Since my last post, several things have happened. First, I started school. The system here is actually pretty similar to the system at New College, in other words, extremely confusing to everyone (except me! Thanks, NCF!). Registration actually takes place over the course of the first two weeks of classes. In that time, you can add, drop, and attend however many classes you want. At the end of the two weeks registration is closed and you must choose which ones you want to keep for the semester. This system, though allowing for more flexibility and an opportunity to "test" which classes you're thinking of taking, causes extreme confusion when it comes to assigning and completing assignments, as well as the purchasing of books. Interestingly enough, you do not buy textbooks here. Since copyright laws are a little looser, you simply order photocopies of everything you need and the university compiles in into a nifty little spiral-bound notebook called a "cuadranillo" (which is very difficult to pronounced with an Argentine accent). But I digress. I was pretty lucky in that I was able to get all the courses I originally wanted, including a course called Advanced Oral Production (I know, the joke possibilities are endless) which was very difficult to get into given its limited class size. Along with that, I'm also taking Latin American Literature and Latin American Film (both taught in Spanish) and Gender History (which is in English). Gender history and literature are interesting in that the course material has begun to overlap - I was actually assigned to read the same poem for both classes! But the approach they topics from different angles, and I love how complete a picture I am getting from having both courses.
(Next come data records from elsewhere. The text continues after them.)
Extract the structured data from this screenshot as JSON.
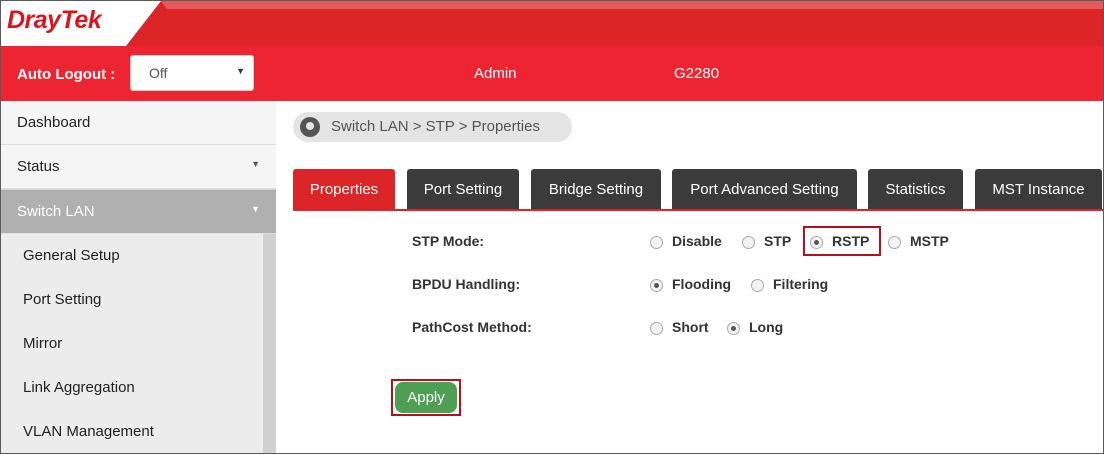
{
  "brand": {
    "logo_text": "DrayTek"
  },
  "header": {
    "auto_logout_label": "Auto Logout :",
    "auto_logout_value": "Off",
    "user": "Admin",
    "model": "G2280"
  },
  "sidebar": {
    "items": [
      {
        "label": "Dashboard",
        "has_chevron": false
      },
      {
        "label": "Status",
        "has_chevron": true
      },
      {
        "label": "Switch LAN",
        "has_chevron": true,
        "active": true
      }
    ],
    "subitems": [
      {
        "label": "General Setup"
      },
      {
        "label": "Port Setting"
      },
      {
        "label": "Mirror"
      },
      {
        "label": "Link Aggregation"
      },
      {
        "label": "VLAN Management"
      }
    ]
  },
  "breadcrumb": {
    "text": "Switch LAN > STP  > Properties"
  },
  "tabs": [
    {
      "label": "Properties",
      "active": true
    },
    {
      "label": "Port Setting"
    },
    {
      "label": "Bridge Setting"
    },
    {
      "label": "Port Advanced Setting"
    },
    {
      "label": "Statistics"
    },
    {
      "label": "MST Instance"
    }
  ],
  "form": {
    "stp_mode": {
      "label": "STP Mode:",
      "options": [
        "Disable",
        "STP",
        "RSTP",
        "MSTP"
      ],
      "selected": "RSTP"
    },
    "bpdu_handling": {
      "label": "BPDU Handling:",
      "options": [
        "Flooding",
        "Filtering"
      ],
      "selected": "Flooding"
    },
    "pathcost_method": {
      "label": "PathCost Method:",
      "options": [
        "Short",
        "Long"
      ],
      "selected": "Long"
    }
  },
  "apply_label": "Apply",
  "colors": {
    "brand_red": "#ed2431",
    "active_tab": "#dc2526",
    "tab_dark": "#3b3b3b",
    "apply_green": "#4e9f53",
    "highlight": "#b3121d"
  }
}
Second, last weekend ISA took us to a neighboring town outside of Buenos Aires called Tigre. Tigre is a compilation of several small islands connected by narrow inlets that people zip around on in their boats. A little like Venice, but far more suburban. The river, also called Tigre, appears to be severally polluted but merely contains the runoff of the red clay on the banks that are farther north than the town. The result can be seen:
At least, that what I was told. I did spot another dead fish floating, so I am a little skeptical as to whether that story is true or not.
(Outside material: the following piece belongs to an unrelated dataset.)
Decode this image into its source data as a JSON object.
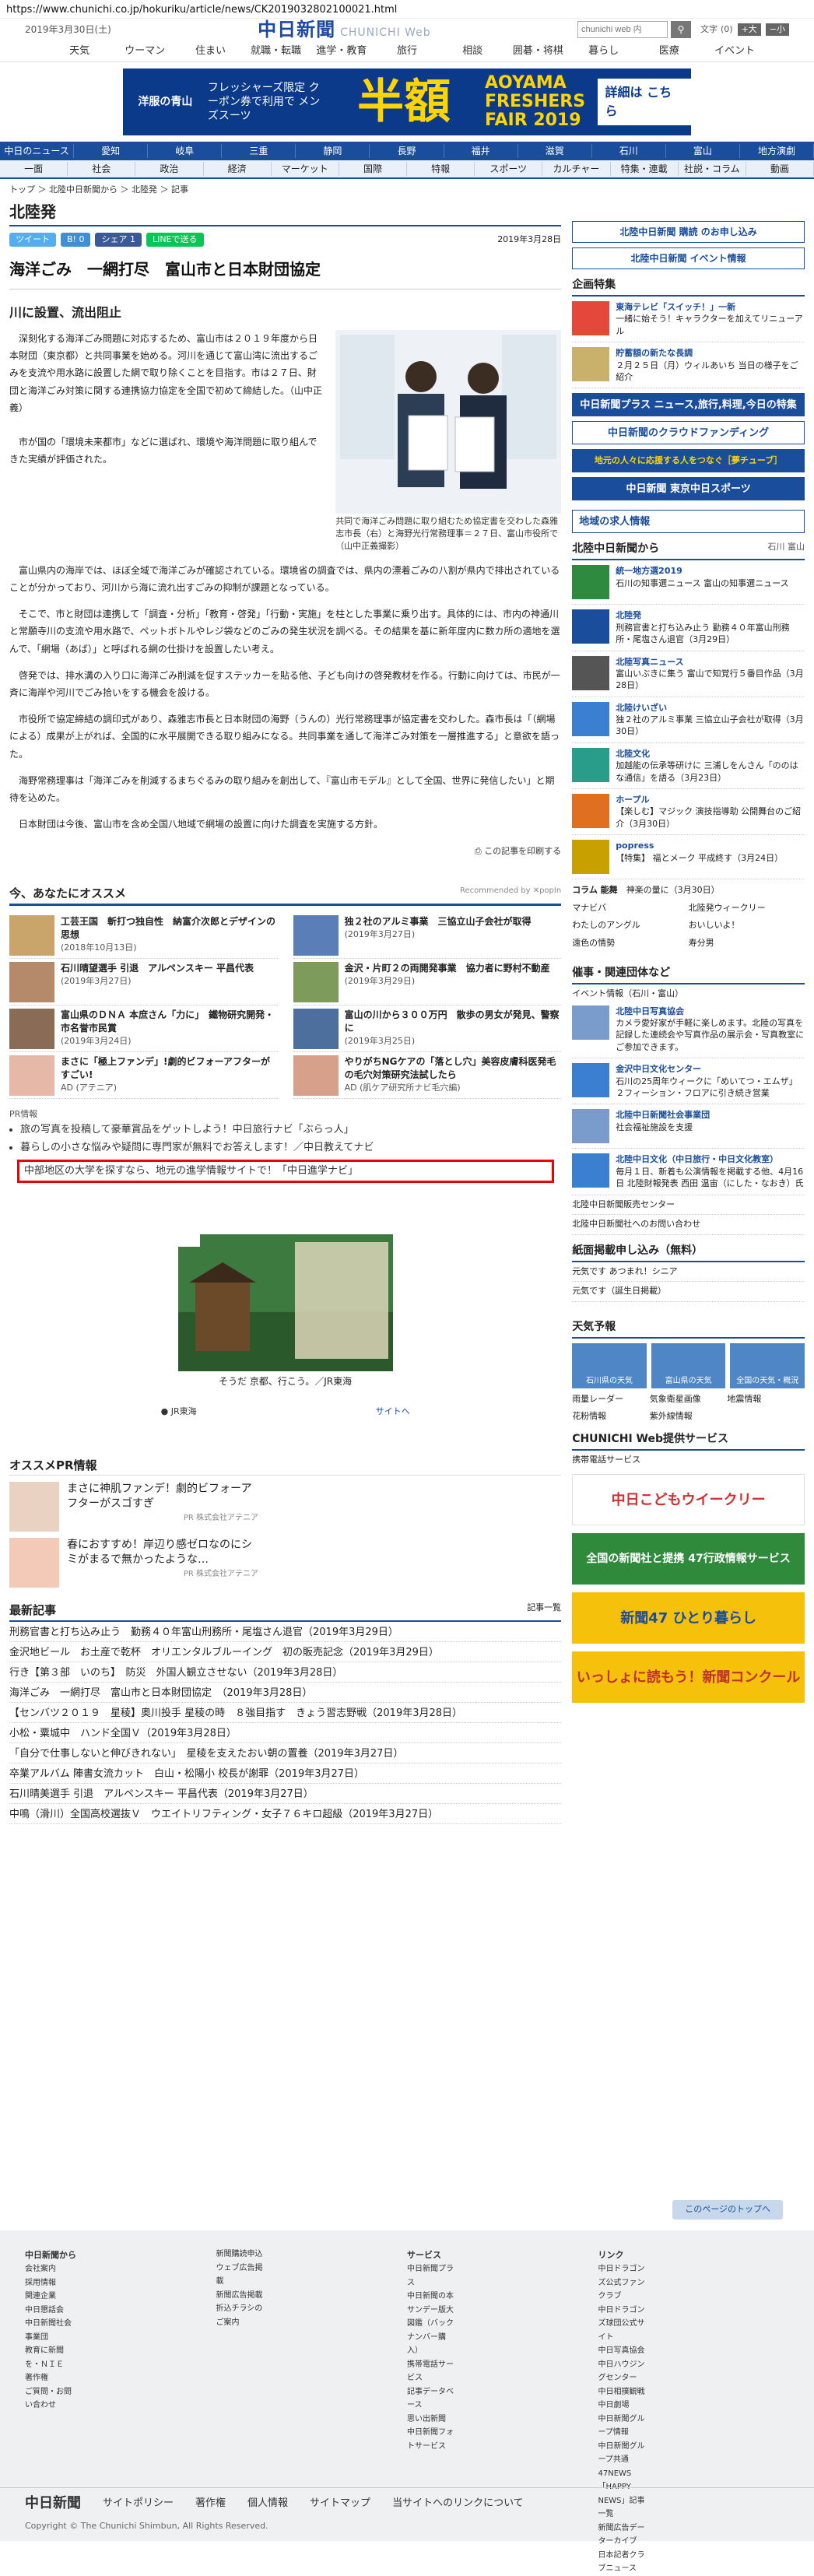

More pictures of Tigre:
|This was a historic building that they chose to protect by surrounding it with fiberglass.|
|A fancy claw machine with plenty of knock-off merchandise.|
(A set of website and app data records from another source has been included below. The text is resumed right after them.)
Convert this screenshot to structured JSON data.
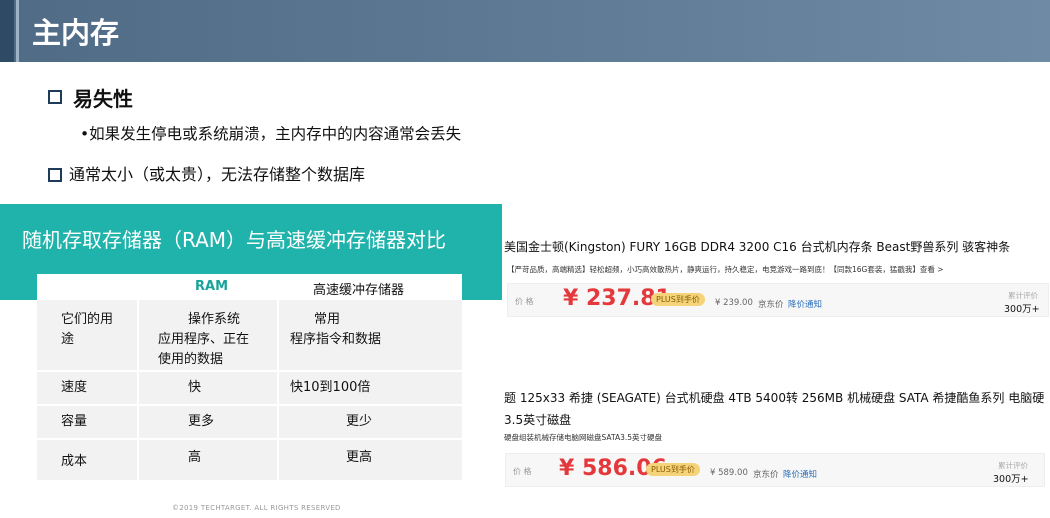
{
  "slide": {
    "title": "主内存",
    "bullet1": "易失性",
    "sub_bullet1": "•如果发生停电或系统崩溃，主内存中的内容通常会丢失",
    "bullet2": "通常太小（或太贵），无法存储整个数据库"
  },
  "comparison": {
    "title": "随机存取存储器（RAM）与高速缓冲存储器对比",
    "headers": {
      "ram": "RAM",
      "cache": "高速缓冲存储器"
    },
    "rows": [
      {
        "label_line1": "它们的用",
        "label_line2": "途",
        "ram_line1": "操作系统",
        "ram_line2": "应用程序、正在",
        "ram_line3": "使用的数据",
        "cache_line1": "常用",
        "cache_line2": "程序指令和数据"
      },
      {
        "label": "速度",
        "ram": "快",
        "cache": "快10到100倍"
      },
      {
        "label": "容量",
        "ram": "更多",
        "cache": "更少"
      },
      {
        "label": "成本",
        "ram": "高",
        "cache": "更高"
      }
    ],
    "copyright": "©2019 TECHTARGET. ALL RIGHTS RESERVED"
  },
  "products": [
    {
      "title": "美国金士顿(Kingston) FURY 16GB DDR4 3200 C16 台式机内存条 Beast野兽系列 骇客神条",
      "desc": "【严苛品质，高端精选】轻松超频，小巧高效散热片，静爽运行，持久稳定，电竞游戏一路到底！【同款16G套装，猛戳我】查看 >",
      "price_label": "价  格",
      "price": "¥ 237.81",
      "plus_badge": "PLUS到手价",
      "jd_price": "¥ 239.00",
      "jd_label": "京东价",
      "notify": "降价通知",
      "eval_label": "累计评价",
      "eval_count": "300万+"
    },
    {
      "title_line1": "题 125x33 希捷 (SEAGATE) 台式机硬盘 4TB 5400转 256MB 机械硬盘 SATA 希捷酷鱼系列 电脑硬",
      "title_line2": "3.5英寸磁盘",
      "desc": "硬盘组装机械存储电脑网磁盘SATA3.5英寸硬盘",
      "price_label": "价  格",
      "price": "¥ 586.06",
      "plus_badge": "PLUS到手价",
      "jd_price": "¥ 589.00",
      "jd_label": "京东价",
      "notify": "降价通知",
      "eval_label": "累计评价",
      "eval_count": "300万+"
    }
  ],
  "colors": {
    "title_bar": "#5c7893",
    "teal_header": "#20b3ab",
    "price_red": "#e4393c"
  }
}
|Buenos Aires skyline.|
|Local hooligans throwing rocks. Who knows why?|
Luckily for us it was a little warmer this day, so this was far more pleasant than originally expected! All in all a lovely day.
More on local food, customs, and cultural differences in the next post!